» **What is being asked**: In the data below, find each line that contains the word "icon" and copy it.

» **Dataset entries**:
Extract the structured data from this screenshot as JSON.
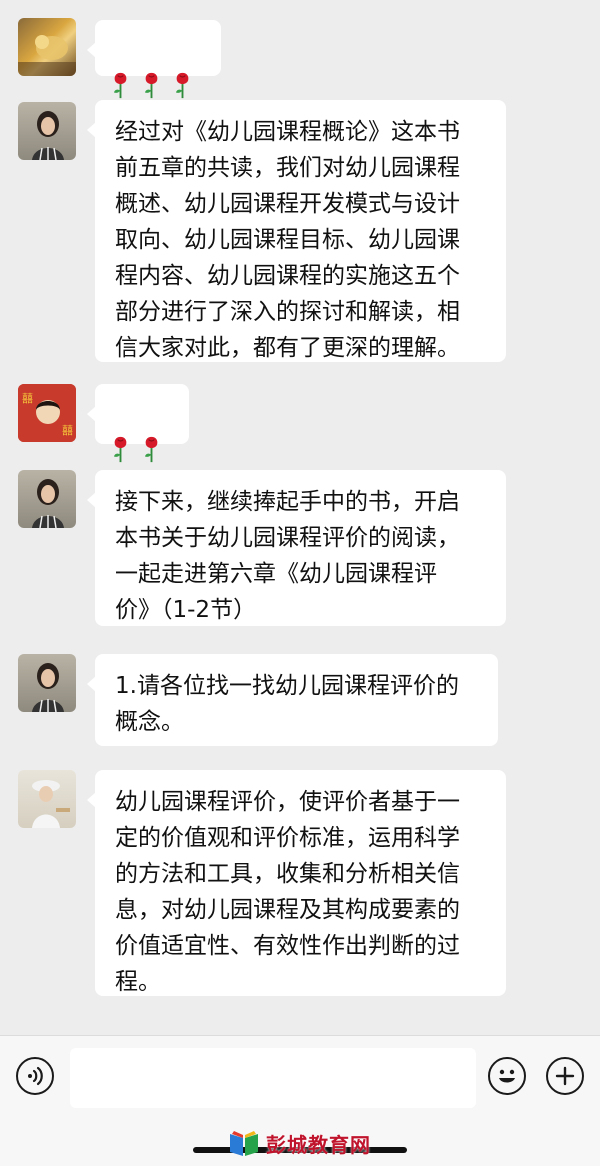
{
  "messages": [
    {
      "id": "m1",
      "type": "emoji",
      "roses": 3
    },
    {
      "id": "m2",
      "type": "text",
      "text": "经过对《幼儿园课程概论》这本书\n前五章的共读，我们对幼儿园课程\n概述、幼儿园课程开发模式与设计\n取向、幼儿园课程目标、幼儿园课\n程内容、幼儿园课程的实施这五个\n部分进行了深入的探讨和解读，相\n信大家对此，都有了更深的理解。"
    },
    {
      "id": "m3",
      "type": "emoji",
      "roses": 2
    },
    {
      "id": "m4",
      "type": "text",
      "text": "接下来，继续捧起手中的书，开启\n本书关于幼儿园课程评价的阅读，\n一起走进第六章《幼儿园课程评\n价》（1-2节）"
    },
    {
      "id": "m5",
      "type": "text",
      "text": "1.请各位找一找幼儿园课程评价的\n概念。"
    },
    {
      "id": "m6",
      "type": "text",
      "text": "幼儿园课程评价，使评价者基于一\n定的价值观和评价标准，运用科学\n的方法和工具，收集和分析相关信\n息，对幼儿园课程及其构成要素的\n价值适宜性、有效性作出判断的过\n程。"
    }
  ],
  "input_bar": {
    "voice_icon": "voice-icon",
    "emoji_icon": "emoji-icon",
    "plus_icon": "plus-icon",
    "input_value": ""
  },
  "watermark": {
    "text": "彭城教育网"
  },
  "colors": {
    "background": "#ededed",
    "bubble": "#ffffff",
    "watermark_red": "#c0142c"
  }
}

» **Reply to the task**:
    "voice_icon": "voice-icon",
    "emoji_icon": "emoji-icon",
    "plus_icon": "plus-icon",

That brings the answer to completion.